“Kiss me, Mike.“
Film noir comes apart at the seams, stripped to its basics and exploded from the middle in Robert Aldrich’s apocalyptic masterpiece, screening this March at HOME as part of their Exploring Film Genre course.
Kiss Me Deadly was released in 1955, 11 years after the accepted start of what we now call film noir, and towards the end of the initial cycle of films that trafficked in post-war moral ambiguity, lone wolves, dangerous dames and those expressionistic shadows. We open on a dark highway outside of Los Angeles, a woman screams in the road and a convertible, driven by private detective Mike Hammer (Ralph Meeker), only stops to avoid a collision. The credits roll backwards and the woman is soon tortured and dead, while Hammer is packed up in his car and sent plummeting off a cliff to his own intended death.

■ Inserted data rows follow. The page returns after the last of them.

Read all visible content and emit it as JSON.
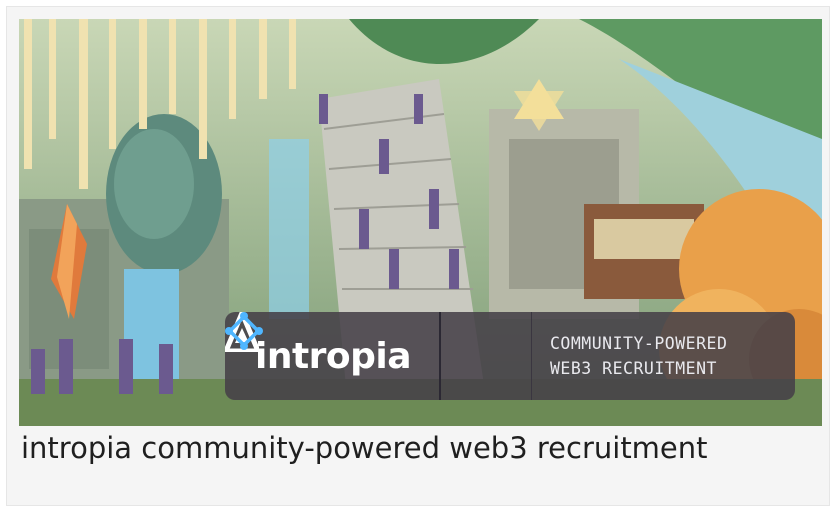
{
  "banner": {
    "brand_name": "intropia",
    "tagline_line1": "COMMUNITY-POWERED",
    "tagline_line2": "WEB3 RECRUITMENT",
    "colors": {
      "overlay": "#464048",
      "chain_icon": "#4fb6ff",
      "brand_text": "#ffffff"
    },
    "icons": [
      "intropia-logo-icon",
      "chain-link-icon"
    ]
  },
  "caption": "intropia community-powered web3 recruitment"
}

The PI survives though, as blunt and resilient as the tool for which he’s named. The police come calling, they want information, but Hammer won’t talk. He senses a score. So begins his quest for his “great whatsit” as a Cold War-adjacent scenario sees Huston and Hammett’s Maltese Falcon updated for the nuclear age. Hammer cannons around Los Angeles, not so much a smooth talker as a leering brute. He’s articulate enough, but mean and too dumb to know what’s good for him. Women are nothing but vehicles for information, men are to be brutalised into giving up clues, while the smartest player in the game takes tranquilisers to drop out.

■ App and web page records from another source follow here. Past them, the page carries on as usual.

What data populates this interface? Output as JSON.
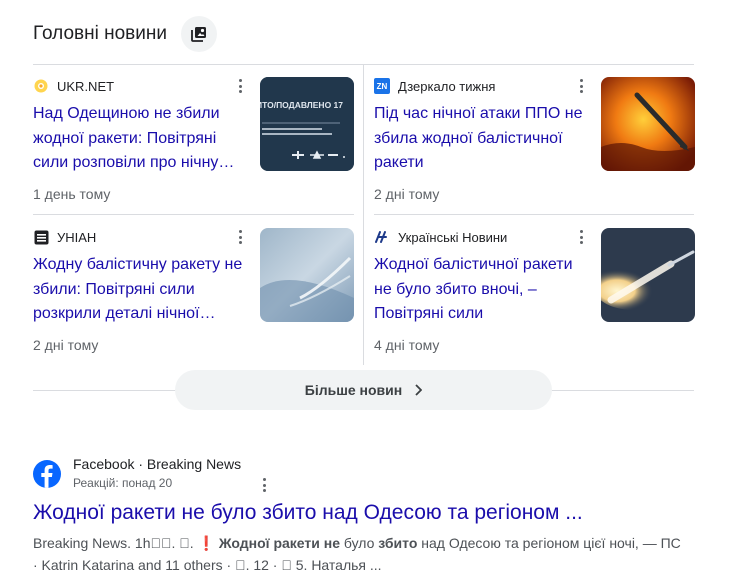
{
  "header": {
    "title": "Головні новини",
    "icon": "stacked-news-icon"
  },
  "cards": [
    {
      "source": "UKR.NET",
      "logo": "ukrnet-logo",
      "headline": "Над Одещиною не збили жодної ракети: Повітряні сили розповіли про нічну…",
      "time": "1 день тому",
      "thumb_text": "ИТО/ПОДАВЛЕНО 17"
    },
    {
      "source": "Дзеркало тижня",
      "logo": "zn-logo",
      "logo_text": "ZN",
      "headline": "Під час нічної атаки ППО не збила жодної балістичної ракети",
      "time": "2 дні тому"
    },
    {
      "source": "УНІАН",
      "logo": "unian-logo",
      "headline": "Жодну балістичну ракету не збили: Повітряні сили розкрили деталі нічної…",
      "time": "2 дні тому"
    },
    {
      "source": "Українські Новини",
      "logo": "ukrnovyny-logo",
      "headline": "Жодної балістичної ракети не було збито вночі, – Повітряні сили",
      "time": "4 дні тому"
    }
  ],
  "more_button": {
    "label": "Більше новин"
  },
  "result": {
    "source": "Facebook · Breaking News",
    "reactions": "Реакцій: понад 20",
    "title": "Жодної ракети не було збито над Одесою та регіоном ...",
    "snippet_pre": "Breaking News. 1h\u0000\u0000. \u0000. ",
    "snippet_excl": "❗",
    "snippet_b1": "Жодної ракети не",
    "snippet_m1": " було ",
    "snippet_b2": "збито",
    "snippet_m2": " над Одесою та регіоном цієї ночі, — ПС",
    "snippet_line2": "· Katrin Katarina and 11 others · \u0000. 12 · \u0000 5. Наталья ..."
  },
  "colors": {
    "link": "#1a0dab",
    "muted": "#5f6368",
    "facebook": "#0866ff"
  }
}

Aldrich takes us to the long-gone slopes of Bunker Hill, to seedy boarding houses and high-class residences. He disorients us with dutch angles and small details which throw us off kilter — Hammer’s answering machine feels positively futuristic here. The director strips noir to its basics and thrusts it towards oblivion. The plotting, characters and bleak nihilism stay, but we are denied the world-weary poetry and courtly honour that usually helps the medicine go down. Ostensibly based upon Mickey Spillane’s novel, Aldrich pushes the noir hero to breaking point and serves him up as a wide-eyed, bumbling agent of doom.